This also reveals an interesting interplay between the two faces of cyberespionage – for intelligence or commercial ends – representing different perceived threats on both countries’ sides. Since Snowden’s revelations, which ironically were made public when China and the US last addressed cybercrime issues face to face, China feels its actions in the cybersphere are justified, given the scope of the US cyber intelligence intrusiveness. The US sees SIGINT efforts as a legitimate part of any country’s foreign policy. Though the commitment to non-compromising ICT products with “harmful hidden functions” features at least in the UN GGE’s set of norms (even though the verification remains a challenge), IP theft looks more like a sore point on the bilateral agenda, probably addressed in a broader context of US-China relations with inevitable trade-offs.
Unless the US curtails some cyber intelligence, other incentives must be offered to push the Chinese to make concessions and embrace more US-promoted norms. In any case, in its current vague form, which addresses only governments and does not incorporate none-state actors, the agreement is a comfortable and symbolic half-step, saving face for both sides and leaving the door open for further negotiations.
With the dormant Russia-US cyber deal from 2013 in mind, there is a triangle of agreements among Russia, China and the US embedded in the UN GGE accord. Non-interference with domestic affairs via ICT tools might be more of a priority for Russia given current geopolitical turmoil despite record domestic public approval rates. While supporting this norm, China does not seem to view it as a critical one – a tightly controlled digital domain is well-preserved in the country and faces no palpable threat. The US, on the other hand, places much importance on curtailing commercial cyberespionage. All three countries are united by the desire to protect their critical infrastructure against cyberattacks though this most tangible ‘common denominator’ is less relevant in peacetime. The struggle will continue in the domain of little or no normative consensus in cultural, historical and practical terms, lined with strategic economic bargaining where conceptual understanding fails.

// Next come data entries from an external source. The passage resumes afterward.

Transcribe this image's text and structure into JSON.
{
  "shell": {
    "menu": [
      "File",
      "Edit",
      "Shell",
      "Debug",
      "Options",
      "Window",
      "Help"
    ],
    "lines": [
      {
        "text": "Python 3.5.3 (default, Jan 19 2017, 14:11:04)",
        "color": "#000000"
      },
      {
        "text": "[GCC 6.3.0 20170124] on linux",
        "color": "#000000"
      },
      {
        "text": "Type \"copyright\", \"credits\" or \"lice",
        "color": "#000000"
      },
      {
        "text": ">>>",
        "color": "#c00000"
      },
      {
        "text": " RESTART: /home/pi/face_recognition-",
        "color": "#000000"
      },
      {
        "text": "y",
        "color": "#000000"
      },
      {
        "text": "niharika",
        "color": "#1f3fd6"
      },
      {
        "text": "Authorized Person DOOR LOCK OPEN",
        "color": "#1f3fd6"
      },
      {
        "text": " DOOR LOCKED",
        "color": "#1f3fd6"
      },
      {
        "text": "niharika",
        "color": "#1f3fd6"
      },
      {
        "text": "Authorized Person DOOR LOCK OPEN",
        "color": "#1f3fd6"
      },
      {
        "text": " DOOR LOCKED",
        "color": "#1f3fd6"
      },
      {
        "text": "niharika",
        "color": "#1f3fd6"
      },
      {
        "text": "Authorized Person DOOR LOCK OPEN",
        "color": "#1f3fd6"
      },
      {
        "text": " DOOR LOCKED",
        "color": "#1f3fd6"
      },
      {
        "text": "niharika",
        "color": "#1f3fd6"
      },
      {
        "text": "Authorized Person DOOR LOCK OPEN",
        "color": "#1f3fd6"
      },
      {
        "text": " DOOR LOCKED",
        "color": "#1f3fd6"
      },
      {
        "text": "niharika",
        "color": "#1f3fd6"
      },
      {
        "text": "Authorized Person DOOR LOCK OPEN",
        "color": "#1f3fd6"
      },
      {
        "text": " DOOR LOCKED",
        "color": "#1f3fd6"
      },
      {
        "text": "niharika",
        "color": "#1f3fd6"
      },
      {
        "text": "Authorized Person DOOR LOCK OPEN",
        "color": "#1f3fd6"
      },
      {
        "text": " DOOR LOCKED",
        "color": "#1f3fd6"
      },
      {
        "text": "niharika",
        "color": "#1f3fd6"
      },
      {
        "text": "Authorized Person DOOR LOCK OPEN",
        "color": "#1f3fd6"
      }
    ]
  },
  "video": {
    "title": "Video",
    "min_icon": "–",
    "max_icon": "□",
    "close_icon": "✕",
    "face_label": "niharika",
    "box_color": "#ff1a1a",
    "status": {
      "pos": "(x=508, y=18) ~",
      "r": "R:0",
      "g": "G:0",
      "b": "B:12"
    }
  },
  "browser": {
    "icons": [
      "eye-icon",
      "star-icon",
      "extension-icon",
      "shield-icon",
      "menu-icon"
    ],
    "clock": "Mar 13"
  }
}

About the Author
Alexandra Kulikova is the Program Coordinator for the PIR Center’s Global Internet Governance and International Information Security Program in Moscow, Russia. Alexandra graduated from Moscow State Linguistic University, with a degree in language education. She also holds an MSc in Media and Communications Governance from the London School of Economics and currently acts as a researcher, focusing on internet governance, state, and corporate policies in human rights. Active in the field, Alexandra has participated in the LSE Media Policy Project research group and interned with the Language Policy Division at the Council of Europe in Strasburg, France. For five years, she headed the RBCC Bulletin, the monthly business magazine of the Russo-British Chamber of Commerce. Alexandra’s research expertise includes cybersecurity, information security, global internet governance, internet development.